Some great horror films have been coming out of the Nordic countries, including Let the Right One In, Room 206, and the superior Slasher, Cold Prey. Now, from Sweden, comes Blood Runs Cold.
In Blood Runs Cold, a musician, Winona, returns to her home town and a house her manager has rented for her. Deeming the somewhat dilapidated building creepy, she invites an old boyfriend, Richard, and his two friends, Carl and Liz, to spend the first night there with her.
Blood Runs Cold is a perfect example of the ways by which Slasher films benefit from winter settings. The snow-choked surroundings add to the sense of isolation, and the low, grey skies lend an ominous feel to daytime scenes. Blood Runs Cold, in fact, takes full advantage of the environment, filming the bare trees, the iron-wool clouds, and the bleak-looking cabin in shades of blues and greys. The film is beautifully shot, the filmmakers creating a subtle tension through lighting and camera position. A major accomplishment considering a tiny budget.

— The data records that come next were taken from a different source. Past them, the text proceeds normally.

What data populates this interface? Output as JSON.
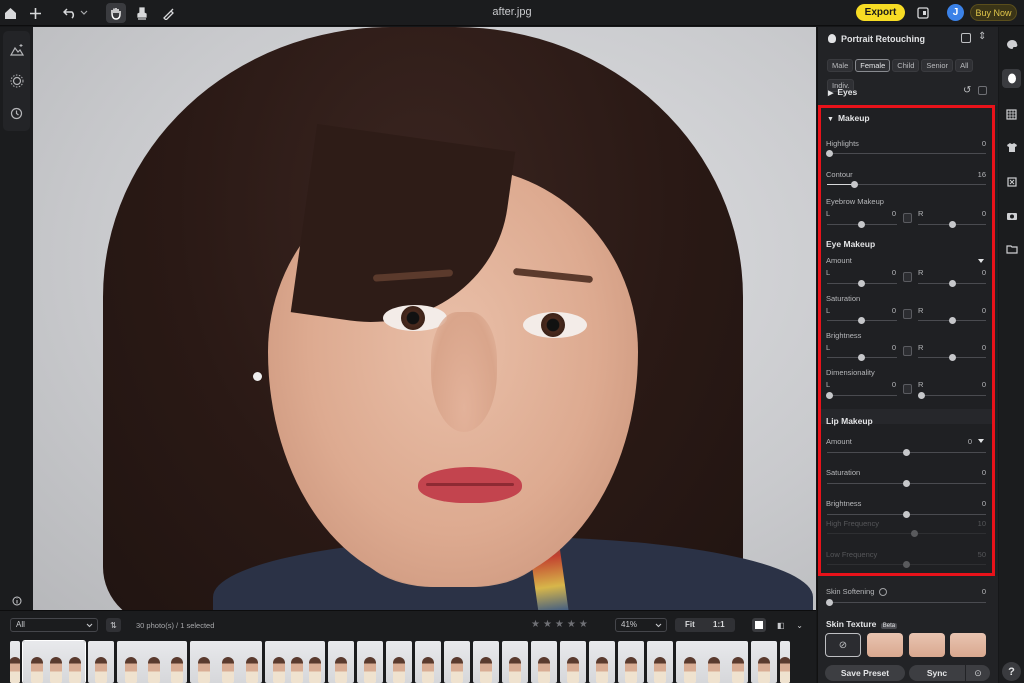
{
  "topbar": {
    "title": "after.jpg",
    "export_label": "Export",
    "avatar_letter": "J",
    "buy_now_label": "Buy Now"
  },
  "panel": {
    "title": "Portrait Retouching",
    "chips": [
      "Male",
      "Female",
      "Child",
      "Senior",
      "All",
      "Indiv."
    ],
    "active_chip": "Female",
    "eyes_label": "Eyes",
    "makeup": {
      "title": "Makeup",
      "highlights": {
        "label": "Highlights",
        "value": "0",
        "level": 0
      },
      "contour": {
        "label": "Contour",
        "value": "16",
        "level": 0.16
      },
      "eyebrow": {
        "label": "Eyebrow Makeup",
        "left_label": "L",
        "left_value": "0",
        "right_label": "R",
        "right_value": "0"
      },
      "eye_makeup": {
        "title": "Eye Makeup",
        "rows": [
          {
            "label": "Amount",
            "left_value": "0",
            "right_value": "0"
          },
          {
            "label": "Saturation",
            "left_value": "0",
            "right_value": "0"
          },
          {
            "label": "Brightness",
            "left_value": "0",
            "right_value": "0"
          },
          {
            "label": "Dimensionality",
            "left_value": "0",
            "right_value": "0"
          }
        ]
      },
      "lip_makeup": {
        "title": "Lip Makeup",
        "amount": {
          "label": "Amount",
          "value": "0"
        },
        "saturation": {
          "label": "Saturation",
          "value": "0"
        },
        "brightness": {
          "label": "Brightness",
          "value": "0"
        },
        "high_frequency": {
          "label": "High Frequency",
          "value": "10"
        },
        "low_frequency": {
          "label": "Low Frequency",
          "value": "50"
        }
      }
    },
    "skin_softening": {
      "label": "Skin Softening",
      "value": "0"
    },
    "skin_texture": {
      "label": "Skin Texture",
      "badge": "Beta"
    },
    "save_preset_label": "Save Preset",
    "sync_label": "Sync"
  },
  "filmstrip": {
    "filter_value": "All",
    "count_text": "30 photo(s) / 1 selected",
    "zoom_value": "41%",
    "fit_label": "Fit",
    "one_to_one_label": "1:1"
  },
  "icons": {
    "top": [
      "home-icon",
      "plus-icon",
      "undo-icon",
      "hand-icon",
      "stamp-icon",
      "brush-icon"
    ],
    "left": [
      "landscape-ai-icon",
      "burst-icon",
      "history-icon"
    ],
    "right": [
      "palette-icon",
      "portrait-icon",
      "grid-icon",
      "shirt-icon",
      "crop-icon",
      "camera-icon",
      "folder-icon",
      "help-icon"
    ]
  },
  "colors": {
    "accent_yellow": "#f7dc24",
    "highlight_red": "#e8121a",
    "avatar_blue": "#3b82e8"
  }
}
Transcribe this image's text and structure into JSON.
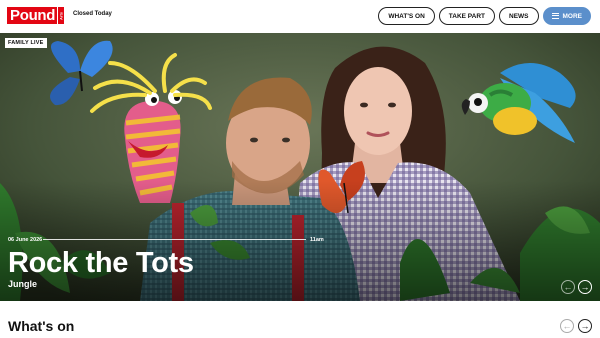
{
  "header": {
    "logo_text": "Pound",
    "logo_tag": "Arts",
    "status": "Closed Today",
    "nav": {
      "whats_on": "WHAT'S ON",
      "take_part": "TAKE PART",
      "news": "NEWS",
      "more": "MORE"
    }
  },
  "hero": {
    "badge": "FAMILY LIVE",
    "date": "06 June 2026",
    "time": "11am",
    "title": "Rock the Tots",
    "subtitle": "Jungle",
    "icons": {
      "prev": "arrow-left-icon",
      "next": "arrow-right-icon"
    }
  },
  "section": {
    "title": "What's on"
  },
  "colors": {
    "brand_red": "#e30613",
    "more_button": "#5b8fcb"
  }
}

Character interactions, however, fall largely flat. Tension and mood grow as long as only one character is onscreen, but the moment a second or third player comes into the shot, the moment they begin to converse, things get clumsy, sometimes even a tad embarrassing. The dialogue is inane and stilted; the actors aren`t terrible, but their accents (the film was evidently shot in English, not dubbed) make them sound lifeless, hollow.
Dialogue involving Carl is especially painful. Carl is a consummate doorknob and comes off like a teenager who has just recently discovered sex and so just won’t shut up about it—but his just-barely-post-adolescent obsession with sex also bespeaks a guy who doesn’t have much experience and is determined to prove otherwise. It’s weird and Carl is spectacularly annoying.
The film also suffers from character reactions that simply do not ring true. This is especially true of reactions to the discovery of blood. In one scene, Winona comes across a huge puddle of blood on the kitchen floor. After barely batting an eye, she calmly and quietly mops up the gore. In another scene, Richard finds a trail of blood in the snow leading into the surrounding woods. He then spots a mysterious figure carrying an axe. What does Richard do? Follow the blood and the man.
It is this unrealistic decision of Richard’s, however, that leads us to a rather surprising discovery. See, though Blood Runs Cold is a mostly typical Slasher premise-wise, it becomes quite clear that its killer is anything but typical. This is a fun, oddly unsettling killer who kept the shocks and intrigue coming not only through his behaviour but by way of his very nature. This is one killer who’ll likely have you muttering “What the hell?” on more than one occasion.
The kills are sudden and bloody; sure to satisfy any Slasher fan. Unfortunately, the tension dips at times, the pace off, and that, combined with the bad dialogue and unbelievable character decisions, serves to sink the film. The movie’s enigmatic, creepy killer and expert photography deserved a stronger script.
If you’re a diehard Slasher fan and might be satisfied by a well-shot setting and a rather original killer, than you might want to give Blood Runs Cold a watch. Otherwise, just skip it.
Length: 80 min